● PROBLEM DESCRIPTION: Your answer should restate each line of the data below word for word.

● AVAILABLE DATA:
+ + + + + + +
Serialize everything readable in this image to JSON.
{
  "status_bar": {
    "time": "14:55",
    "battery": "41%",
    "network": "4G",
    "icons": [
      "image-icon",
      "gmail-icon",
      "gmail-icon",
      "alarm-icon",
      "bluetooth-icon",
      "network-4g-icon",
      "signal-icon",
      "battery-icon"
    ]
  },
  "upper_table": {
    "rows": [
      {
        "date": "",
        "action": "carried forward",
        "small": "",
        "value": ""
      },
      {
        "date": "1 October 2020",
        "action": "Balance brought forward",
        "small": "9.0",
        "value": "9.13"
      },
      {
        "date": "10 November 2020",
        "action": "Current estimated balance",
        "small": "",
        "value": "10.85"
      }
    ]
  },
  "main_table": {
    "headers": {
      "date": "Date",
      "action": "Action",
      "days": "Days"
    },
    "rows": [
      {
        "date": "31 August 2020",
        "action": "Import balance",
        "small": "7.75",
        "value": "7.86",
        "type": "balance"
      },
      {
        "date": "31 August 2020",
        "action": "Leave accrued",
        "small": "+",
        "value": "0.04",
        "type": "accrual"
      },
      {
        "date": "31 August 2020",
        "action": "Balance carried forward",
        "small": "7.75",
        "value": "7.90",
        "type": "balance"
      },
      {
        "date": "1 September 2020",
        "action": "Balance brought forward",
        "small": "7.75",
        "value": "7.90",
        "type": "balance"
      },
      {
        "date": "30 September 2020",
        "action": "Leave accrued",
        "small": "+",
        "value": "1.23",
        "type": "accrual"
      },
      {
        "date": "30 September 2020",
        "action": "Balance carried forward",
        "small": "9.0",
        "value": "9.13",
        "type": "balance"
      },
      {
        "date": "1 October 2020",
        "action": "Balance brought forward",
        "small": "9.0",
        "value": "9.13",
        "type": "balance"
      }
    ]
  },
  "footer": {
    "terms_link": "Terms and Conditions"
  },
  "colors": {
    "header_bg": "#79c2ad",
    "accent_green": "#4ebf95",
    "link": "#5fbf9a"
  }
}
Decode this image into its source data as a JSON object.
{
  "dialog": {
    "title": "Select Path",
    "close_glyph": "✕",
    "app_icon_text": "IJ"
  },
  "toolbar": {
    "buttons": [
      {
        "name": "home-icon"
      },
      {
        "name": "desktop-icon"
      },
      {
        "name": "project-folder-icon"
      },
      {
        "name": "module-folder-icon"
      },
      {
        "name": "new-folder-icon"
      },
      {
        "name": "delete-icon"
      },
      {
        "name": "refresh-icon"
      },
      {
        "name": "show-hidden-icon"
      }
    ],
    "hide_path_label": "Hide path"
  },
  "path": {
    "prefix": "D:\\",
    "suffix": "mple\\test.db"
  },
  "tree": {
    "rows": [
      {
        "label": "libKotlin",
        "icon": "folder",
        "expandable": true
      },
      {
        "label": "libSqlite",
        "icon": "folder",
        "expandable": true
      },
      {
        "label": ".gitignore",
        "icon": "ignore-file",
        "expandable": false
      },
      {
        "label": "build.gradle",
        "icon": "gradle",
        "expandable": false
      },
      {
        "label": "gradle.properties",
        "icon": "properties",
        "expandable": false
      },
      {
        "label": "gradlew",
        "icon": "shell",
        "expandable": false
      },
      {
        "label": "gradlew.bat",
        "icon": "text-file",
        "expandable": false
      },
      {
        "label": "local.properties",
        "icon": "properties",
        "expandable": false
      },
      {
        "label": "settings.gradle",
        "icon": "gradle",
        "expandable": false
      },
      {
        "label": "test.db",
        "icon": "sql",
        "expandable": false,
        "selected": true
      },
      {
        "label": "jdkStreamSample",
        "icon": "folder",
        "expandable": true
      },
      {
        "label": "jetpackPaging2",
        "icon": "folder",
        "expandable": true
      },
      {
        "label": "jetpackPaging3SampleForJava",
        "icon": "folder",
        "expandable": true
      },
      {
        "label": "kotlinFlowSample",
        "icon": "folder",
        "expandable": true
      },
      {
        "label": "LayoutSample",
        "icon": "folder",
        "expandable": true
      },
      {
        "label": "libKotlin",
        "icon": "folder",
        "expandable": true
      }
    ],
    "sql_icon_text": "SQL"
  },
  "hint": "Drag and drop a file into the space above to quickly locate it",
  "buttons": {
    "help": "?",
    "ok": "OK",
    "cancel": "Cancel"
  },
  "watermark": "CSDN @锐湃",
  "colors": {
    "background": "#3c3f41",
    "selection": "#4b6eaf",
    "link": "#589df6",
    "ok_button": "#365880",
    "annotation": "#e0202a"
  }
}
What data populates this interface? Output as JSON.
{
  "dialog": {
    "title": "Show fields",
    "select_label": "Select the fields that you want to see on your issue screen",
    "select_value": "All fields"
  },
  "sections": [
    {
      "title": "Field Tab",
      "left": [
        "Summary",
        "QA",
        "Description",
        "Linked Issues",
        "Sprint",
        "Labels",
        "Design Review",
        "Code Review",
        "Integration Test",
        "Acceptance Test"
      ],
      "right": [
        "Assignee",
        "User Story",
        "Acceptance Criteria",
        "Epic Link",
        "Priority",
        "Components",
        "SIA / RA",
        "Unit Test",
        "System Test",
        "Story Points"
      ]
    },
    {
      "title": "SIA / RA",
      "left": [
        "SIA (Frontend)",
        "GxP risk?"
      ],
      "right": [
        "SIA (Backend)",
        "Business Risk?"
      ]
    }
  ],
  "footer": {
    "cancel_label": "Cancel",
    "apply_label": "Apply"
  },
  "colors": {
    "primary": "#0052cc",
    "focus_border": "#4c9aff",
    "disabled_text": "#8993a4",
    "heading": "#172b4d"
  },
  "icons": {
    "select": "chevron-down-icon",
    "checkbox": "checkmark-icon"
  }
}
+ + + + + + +
● ANSWER SPACE:
Serialize everything readable in this image to JSON.
{
  "status_bar": {
    "time": "14:55",
    "battery": "41%",
    "network": "4G",
    "icons": [
      "image-icon",
      "gmail-icon",
      "gmail-icon",
      "alarm-icon",
      "bluetooth-icon",
      "network-4g-icon",
      "signal-icon",
      "battery-icon"
    ]
  },
  "upper_table": {
    "rows": [
      {
        "date": "",
        "action": "carried forward",
        "small": "",
        "value": ""
      },
      {
        "date": "1 October 2020",
        "action": "Balance brought forward",
        "small": "9.0",
        "value": "9.13"
      },
      {
        "date": "10 November 2020",
        "action": "Current estimated balance",
        "small": "",
        "value": "10.85"
      }
    ]
  },
  "main_table": {
    "headers": {
      "date": "Date",
      "action": "Action",
      "days": "Days"
    },
    "rows": [
      {
        "date": "31 August 2020",
        "action": "Import balance",
        "small": "7.75",
        "value": "7.86",
        "type": "balance"
      },
      {
        "date": "31 August 2020",
        "action": "Leave accrued",
        "small": "+",
        "value": "0.04",
        "type": "accrual"
      },
      {
        "date": "31 August 2020",
        "action": "Balance carried forward",
        "small": "7.75",
        "value": "7.90",
        "type": "balance"
      },
      {
        "date": "1 September 2020",
        "action": "Balance brought forward",
        "small": "7.75",
        "value": "7.90",
        "type": "balance"
      },
      {
        "date": "30 September 2020",
        "action": "Leave accrued",
        "small": "+",
        "value": "1.23",
        "type": "accrual"
      },
      {
        "date": "30 September 2020",
        "action": "Balance carried forward",
        "small": "9.0",
        "value": "9.13",
        "type": "balance"
      },
      {
        "date": "1 October 2020",
        "action": "Balance brought forward",
        "small": "9.0",
        "value": "9.13",
        "type": "balance"
      }
    ]
  },
  "footer": {
    "terms_link": "Terms and Conditions"
  },
  "colors": {
    "header_bg": "#79c2ad",
    "accent_green": "#4ebf95",
    "link": "#5fbf9a"
  }
}
Decode this image into its source data as a JSON object.
{
  "dialog": {
    "title": "Select Path",
    "close_glyph": "✕",
    "app_icon_text": "IJ"
  },
  "toolbar": {
    "buttons": [
      {
        "name": "home-icon"
      },
      {
        "name": "desktop-icon"
      },
      {
        "name": "project-folder-icon"
      },
      {
        "name": "module-folder-icon"
      },
      {
        "name": "new-folder-icon"
      },
      {
        "name": "delete-icon"
      },
      {
        "name": "refresh-icon"
      },
      {
        "name": "show-hidden-icon"
      }
    ],
    "hide_path_label": "Hide path"
  },
  "path": {
    "prefix": "D:\\",
    "suffix": "mple\\test.db"
  },
  "tree": {
    "rows": [
      {
        "label": "libKotlin",
        "icon": "folder",
        "expandable": true
      },
      {
        "label": "libSqlite",
        "icon": "folder",
        "expandable": true
      },
      {
        "label": ".gitignore",
        "icon": "ignore-file",
        "expandable": false
      },
      {
        "label": "build.gradle",
        "icon": "gradle",
        "expandable": false
      },
      {
        "label": "gradle.properties",
        "icon": "properties",
        "expandable": false
      },
      {
        "label": "gradlew",
        "icon": "shell",
        "expandable": false
      },
      {
        "label": "gradlew.bat",
        "icon": "text-file",
        "expandable": false
      },
      {
        "label": "local.properties",
        "icon": "properties",
        "expandable": false
      },
      {
        "label": "settings.gradle",
        "icon": "gradle",
        "expandable": false
      },
      {
        "label": "test.db",
        "icon": "sql",
        "expandable": false,
        "selected": true
      },
      {
        "label": "jdkStreamSample",
        "icon": "folder",
        "expandable": true
      },
      {
        "label": "jetpackPaging2",
        "icon": "folder",
        "expandable": true
      },
      {
        "label": "jetpackPaging3SampleForJava",
        "icon": "folder",
        "expandable": true
      },
      {
        "label": "kotlinFlowSample",
        "icon": "folder",
        "expandable": true
      },
      {
        "label": "LayoutSample",
        "icon": "folder",
        "expandable": true
      },
      {
        "label": "libKotlin",
        "icon": "folder",
        "expandable": true
      }
    ],
    "sql_icon_text": "SQL"
  },
  "hint": "Drag and drop a file into the space above to quickly locate it",
  "buttons": {
    "help": "?",
    "ok": "OK",
    "cancel": "Cancel"
  },
  "watermark": "CSDN @锐湃",
  "colors": {
    "background": "#3c3f41",
    "selection": "#4b6eaf",
    "link": "#589df6",
    "ok_button": "#365880",
    "annotation": "#e0202a"
  }
}
What data populates this interface? Output as JSON.
{
  "dialog": {
    "title": "Show fields",
    "select_label": "Select the fields that you want to see on your issue screen",
    "select_value": "All fields"
  },
  "sections": [
    {
      "title": "Field Tab",
      "left": [
        "Summary",
        "QA",
        "Description",
        "Linked Issues",
        "Sprint",
        "Labels",
        "Design Review",
        "Code Review",
        "Integration Test",
        "Acceptance Test"
      ],
      "right": [
        "Assignee",
        "User Story",
        "Acceptance Criteria",
        "Epic Link",
        "Priority",
        "Components",
        "SIA / RA",
        "Unit Test",
        "System Test",
        "Story Points"
      ]
    },
    {
      "title": "SIA / RA",
      "left": [
        "SIA (Frontend)",
        "GxP risk?"
      ],
      "right": [
        "SIA (Backend)",
        "Business Risk?"
      ]
    }
  ],
  "footer": {
    "cancel_label": "Cancel",
    "apply_label": "Apply"
  },
  "colors": {
    "primary": "#0052cc",
    "focus_border": "#4c9aff",
    "disabled_text": "#8993a4",
    "heading": "#172b4d"
  },
  "icons": {
    "select": "chevron-down-icon",
    "checkbox": "checkmark-icon"
  }
}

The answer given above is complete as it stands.